It was a beautiful fall day for strolling the beach.
I love the different color shades of the ocean as the depth changes. Notice how clear the water is in the little bay.
We hit the weather perfectly along the entire drive. The prior day we had left Seattle very early and made it all the way to Arcata, California just north of Eureka along the coastline. On this day our destination was Santa Cruz along the northern portion of Monterrey Bay, which is south of San Francisco. The next day we drove the final leg home exactly two weeks after we left.
Because of the current pandemic I did want to touch base on how we handled that issue. We were diligent with our masks whenever we were out of the car. We brought sanitary wipes for pumping gas and hotel rooms. The hotel rooms were an issue we researched ahead of time and found that the Hilton chain of hotels seemed to have the best programs. We were able to do remote check-in prior to arrival so we just went to our room and keyed in the code we were given. The rooms had tags sealing the door to verify the room had been disinfected. To protect our family here in Los Angeles and in Seattle we got tests done before heading up and after returning just to verify we were ok.
In continuing from last weeks post from our recent road trip up to the Seattle area from Los Angeles, I wanted to share some captures from the Hood River Valley in Northern Oregon. We stopped here after visiting Crater Lake in Southern Oregon (pics from that coming soon). Hood River is a town located on the confluence of the Hood River and The Columbia River. Just south of the town is a stunningly beautiful agricultural valley. The valley is known for its tree fruit agriculture—including one of the world’s largest pear growing areas. There is a mapped out drive around the valley called the “Fruit Loop”. It lists a number of places to visit where the twenty-nine member stands offer you a variety of wines, fruits, vegetables, flowers, ciders, and food. We chose to stop at an apple orchard where we were able to pick our own fruit. Loved the experience as neither my wife or I have picked apples from an orchard since we were young. It also high-lighted an old country store where in respect to covid, goods were displayed outside in front of the historic building.
This weeks captures were taken along the fruit loop and as Mt Hood is a prominent backdrop in the valley, I couldn’t resist these shots with the fall color.
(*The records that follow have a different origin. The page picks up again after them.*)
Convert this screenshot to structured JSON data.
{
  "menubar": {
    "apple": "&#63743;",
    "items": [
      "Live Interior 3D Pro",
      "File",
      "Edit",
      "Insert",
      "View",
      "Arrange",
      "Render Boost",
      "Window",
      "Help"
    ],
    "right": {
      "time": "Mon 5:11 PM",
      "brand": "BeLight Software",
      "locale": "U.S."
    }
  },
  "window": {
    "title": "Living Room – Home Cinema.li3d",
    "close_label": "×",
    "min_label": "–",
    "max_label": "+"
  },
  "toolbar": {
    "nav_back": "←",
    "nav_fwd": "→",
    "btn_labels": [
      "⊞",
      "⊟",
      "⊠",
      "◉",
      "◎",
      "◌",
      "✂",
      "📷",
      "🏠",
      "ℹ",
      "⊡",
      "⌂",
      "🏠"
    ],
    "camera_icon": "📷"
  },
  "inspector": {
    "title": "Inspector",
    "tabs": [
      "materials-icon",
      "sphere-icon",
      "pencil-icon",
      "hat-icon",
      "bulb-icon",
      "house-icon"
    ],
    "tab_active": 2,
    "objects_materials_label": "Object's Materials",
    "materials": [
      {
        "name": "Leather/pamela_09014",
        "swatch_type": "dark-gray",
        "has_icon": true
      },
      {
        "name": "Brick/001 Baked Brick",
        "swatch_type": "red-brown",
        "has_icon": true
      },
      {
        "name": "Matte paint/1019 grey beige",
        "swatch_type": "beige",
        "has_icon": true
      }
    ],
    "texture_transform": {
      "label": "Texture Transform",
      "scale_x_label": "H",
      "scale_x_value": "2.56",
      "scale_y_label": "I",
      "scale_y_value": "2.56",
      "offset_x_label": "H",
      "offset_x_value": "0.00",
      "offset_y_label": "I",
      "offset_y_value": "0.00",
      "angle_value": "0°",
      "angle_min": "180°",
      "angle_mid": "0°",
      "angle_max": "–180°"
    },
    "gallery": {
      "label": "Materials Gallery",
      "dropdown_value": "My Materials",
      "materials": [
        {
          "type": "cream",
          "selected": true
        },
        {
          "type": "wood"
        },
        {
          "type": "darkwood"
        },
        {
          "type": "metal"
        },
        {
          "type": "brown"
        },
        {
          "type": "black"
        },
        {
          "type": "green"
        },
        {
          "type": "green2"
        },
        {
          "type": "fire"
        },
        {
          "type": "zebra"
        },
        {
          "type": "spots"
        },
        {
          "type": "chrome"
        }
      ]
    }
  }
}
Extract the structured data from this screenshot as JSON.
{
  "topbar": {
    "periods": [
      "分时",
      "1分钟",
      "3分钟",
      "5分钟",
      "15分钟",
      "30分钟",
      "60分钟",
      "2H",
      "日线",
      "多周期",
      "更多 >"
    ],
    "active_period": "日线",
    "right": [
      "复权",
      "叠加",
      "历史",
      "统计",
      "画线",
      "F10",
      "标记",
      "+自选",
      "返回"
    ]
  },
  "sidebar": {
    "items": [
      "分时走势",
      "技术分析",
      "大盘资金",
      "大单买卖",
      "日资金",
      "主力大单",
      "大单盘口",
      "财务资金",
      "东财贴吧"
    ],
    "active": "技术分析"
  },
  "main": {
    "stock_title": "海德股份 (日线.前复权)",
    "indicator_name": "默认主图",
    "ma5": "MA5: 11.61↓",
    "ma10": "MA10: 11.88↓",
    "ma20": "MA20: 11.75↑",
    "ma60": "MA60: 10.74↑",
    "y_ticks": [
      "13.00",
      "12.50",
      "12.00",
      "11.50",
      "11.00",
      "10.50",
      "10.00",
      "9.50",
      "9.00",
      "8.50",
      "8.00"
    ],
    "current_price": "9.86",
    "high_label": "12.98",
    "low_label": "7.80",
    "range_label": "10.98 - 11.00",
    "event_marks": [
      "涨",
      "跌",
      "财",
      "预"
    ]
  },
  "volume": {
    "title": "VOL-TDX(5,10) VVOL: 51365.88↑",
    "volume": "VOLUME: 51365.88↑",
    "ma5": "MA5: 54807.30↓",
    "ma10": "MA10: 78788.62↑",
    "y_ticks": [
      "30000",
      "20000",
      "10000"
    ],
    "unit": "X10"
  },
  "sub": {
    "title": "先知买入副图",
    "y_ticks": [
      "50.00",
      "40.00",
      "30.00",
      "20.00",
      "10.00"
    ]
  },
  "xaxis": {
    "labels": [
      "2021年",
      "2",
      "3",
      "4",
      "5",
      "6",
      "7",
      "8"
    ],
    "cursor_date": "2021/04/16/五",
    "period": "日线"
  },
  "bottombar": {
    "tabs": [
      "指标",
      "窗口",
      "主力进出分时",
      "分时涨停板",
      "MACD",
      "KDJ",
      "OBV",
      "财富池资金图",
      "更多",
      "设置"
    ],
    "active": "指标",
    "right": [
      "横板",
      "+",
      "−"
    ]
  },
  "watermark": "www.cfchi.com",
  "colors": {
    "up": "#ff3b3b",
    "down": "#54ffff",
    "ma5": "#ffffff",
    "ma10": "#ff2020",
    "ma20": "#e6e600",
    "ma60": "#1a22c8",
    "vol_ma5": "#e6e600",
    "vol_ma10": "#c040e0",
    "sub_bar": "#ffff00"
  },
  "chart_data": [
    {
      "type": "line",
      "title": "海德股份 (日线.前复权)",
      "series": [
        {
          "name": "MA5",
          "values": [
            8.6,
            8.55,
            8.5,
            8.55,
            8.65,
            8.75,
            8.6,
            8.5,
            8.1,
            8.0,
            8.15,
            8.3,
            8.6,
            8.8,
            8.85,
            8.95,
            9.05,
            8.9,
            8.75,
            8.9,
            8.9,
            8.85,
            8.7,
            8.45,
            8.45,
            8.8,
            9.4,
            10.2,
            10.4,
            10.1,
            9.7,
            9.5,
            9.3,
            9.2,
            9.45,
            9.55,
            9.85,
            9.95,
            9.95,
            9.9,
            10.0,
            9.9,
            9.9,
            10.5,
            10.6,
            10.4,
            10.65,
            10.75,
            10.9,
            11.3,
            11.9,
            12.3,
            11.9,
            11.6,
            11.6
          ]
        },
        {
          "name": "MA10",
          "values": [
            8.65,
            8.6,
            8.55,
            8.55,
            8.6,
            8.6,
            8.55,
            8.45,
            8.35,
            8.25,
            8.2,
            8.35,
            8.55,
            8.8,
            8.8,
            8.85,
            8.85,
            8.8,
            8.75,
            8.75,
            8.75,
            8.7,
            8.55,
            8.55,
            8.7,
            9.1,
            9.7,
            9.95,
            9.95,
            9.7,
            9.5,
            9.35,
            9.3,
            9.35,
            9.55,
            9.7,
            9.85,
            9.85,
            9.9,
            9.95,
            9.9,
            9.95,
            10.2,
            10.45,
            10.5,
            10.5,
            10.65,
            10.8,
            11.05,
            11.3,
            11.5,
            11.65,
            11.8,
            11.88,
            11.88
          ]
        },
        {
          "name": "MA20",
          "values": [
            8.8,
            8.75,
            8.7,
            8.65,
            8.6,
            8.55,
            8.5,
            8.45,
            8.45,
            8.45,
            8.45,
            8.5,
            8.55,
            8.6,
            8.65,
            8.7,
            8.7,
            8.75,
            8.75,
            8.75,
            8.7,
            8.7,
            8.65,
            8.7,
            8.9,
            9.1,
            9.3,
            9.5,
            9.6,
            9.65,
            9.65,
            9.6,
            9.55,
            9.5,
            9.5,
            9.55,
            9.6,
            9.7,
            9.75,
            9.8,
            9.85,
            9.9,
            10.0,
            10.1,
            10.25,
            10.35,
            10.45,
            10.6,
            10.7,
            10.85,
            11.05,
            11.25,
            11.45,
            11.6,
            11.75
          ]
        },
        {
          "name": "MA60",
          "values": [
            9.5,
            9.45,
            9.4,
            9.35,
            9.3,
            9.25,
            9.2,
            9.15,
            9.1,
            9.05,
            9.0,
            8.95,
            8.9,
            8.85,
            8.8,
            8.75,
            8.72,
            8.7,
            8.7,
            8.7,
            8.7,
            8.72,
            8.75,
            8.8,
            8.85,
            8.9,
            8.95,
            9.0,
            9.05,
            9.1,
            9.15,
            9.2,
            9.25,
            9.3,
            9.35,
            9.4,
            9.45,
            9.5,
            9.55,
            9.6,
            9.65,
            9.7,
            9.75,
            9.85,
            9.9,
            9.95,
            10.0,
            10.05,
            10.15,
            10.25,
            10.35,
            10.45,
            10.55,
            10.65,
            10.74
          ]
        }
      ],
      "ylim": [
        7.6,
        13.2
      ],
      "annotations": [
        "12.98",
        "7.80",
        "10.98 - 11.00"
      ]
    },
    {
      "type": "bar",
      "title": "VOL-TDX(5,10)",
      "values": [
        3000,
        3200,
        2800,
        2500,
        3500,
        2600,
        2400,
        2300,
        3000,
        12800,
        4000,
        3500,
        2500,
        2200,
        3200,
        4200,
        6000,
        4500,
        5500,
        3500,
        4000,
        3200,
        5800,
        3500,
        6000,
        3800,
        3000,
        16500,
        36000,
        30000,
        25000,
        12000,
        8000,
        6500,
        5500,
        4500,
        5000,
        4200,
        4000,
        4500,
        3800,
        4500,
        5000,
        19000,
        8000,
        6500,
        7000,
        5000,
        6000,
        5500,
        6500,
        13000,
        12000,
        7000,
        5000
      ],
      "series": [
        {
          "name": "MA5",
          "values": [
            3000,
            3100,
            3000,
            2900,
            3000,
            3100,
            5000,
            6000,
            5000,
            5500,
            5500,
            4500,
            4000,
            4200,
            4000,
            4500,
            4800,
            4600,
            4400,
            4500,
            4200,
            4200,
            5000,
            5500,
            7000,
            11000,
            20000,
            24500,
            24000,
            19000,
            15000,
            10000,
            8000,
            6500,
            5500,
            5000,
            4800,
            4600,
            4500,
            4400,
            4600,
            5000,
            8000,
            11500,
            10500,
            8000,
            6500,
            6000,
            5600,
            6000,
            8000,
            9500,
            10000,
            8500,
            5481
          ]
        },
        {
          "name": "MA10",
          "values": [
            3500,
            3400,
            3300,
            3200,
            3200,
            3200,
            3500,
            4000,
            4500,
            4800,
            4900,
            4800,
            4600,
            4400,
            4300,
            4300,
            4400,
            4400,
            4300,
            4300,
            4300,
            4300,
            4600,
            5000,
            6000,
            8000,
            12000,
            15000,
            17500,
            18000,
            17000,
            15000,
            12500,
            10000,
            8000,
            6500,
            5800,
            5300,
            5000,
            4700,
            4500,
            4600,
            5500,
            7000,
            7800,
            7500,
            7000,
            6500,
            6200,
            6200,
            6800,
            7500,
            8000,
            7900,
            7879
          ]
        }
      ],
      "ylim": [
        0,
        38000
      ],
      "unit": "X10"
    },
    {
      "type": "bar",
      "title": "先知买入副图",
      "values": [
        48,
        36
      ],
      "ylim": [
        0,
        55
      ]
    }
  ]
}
My wife and I just got back to Los Angeles from a 2 week road trip back up to Seattle. For those of you that follow my blog, you will remember my post from mid September of the thick smoke in Seattle that we experienced when we were up there then. Yes, we turned around in a couple of weeks and returned this time via car. The early September trip was a last minute one to help on a family matter. This trip we had been planning all summer to take a few days going up, stopping at Crater Lake and Hood River Valley in Oregon. On our way back down we went through Oregon and cut over to the coast to drive down the extreme Northern California Coastline through the many redwoods that populate that geography. So for the next few weeks, I will be sharing some of my favorite captures from our trip.
I’m starting this week with two captures of Marymere Falls located in the Olympic National Park which is on the Olympic Peninsula in Washington State. This was an awesome day trip we did with our two daughters and their husbands that live in the Seattle area. We took one of the many ferries that connect Seattle to the surrounding islands and the peninsula. From the arriving ferry port, we still had another 1.5 hour drive to the park.
There is so much to see and do with the many trails, etc, but my favorite one for the day was the attached two captures of Marymere Falls. The trail is just a quick 1.7 mile hike and ends with this 90 foot waterfall. There are two viewing platforms at different elevations to choose from. This first capture is from the lower platform and the second one is from the upper platform.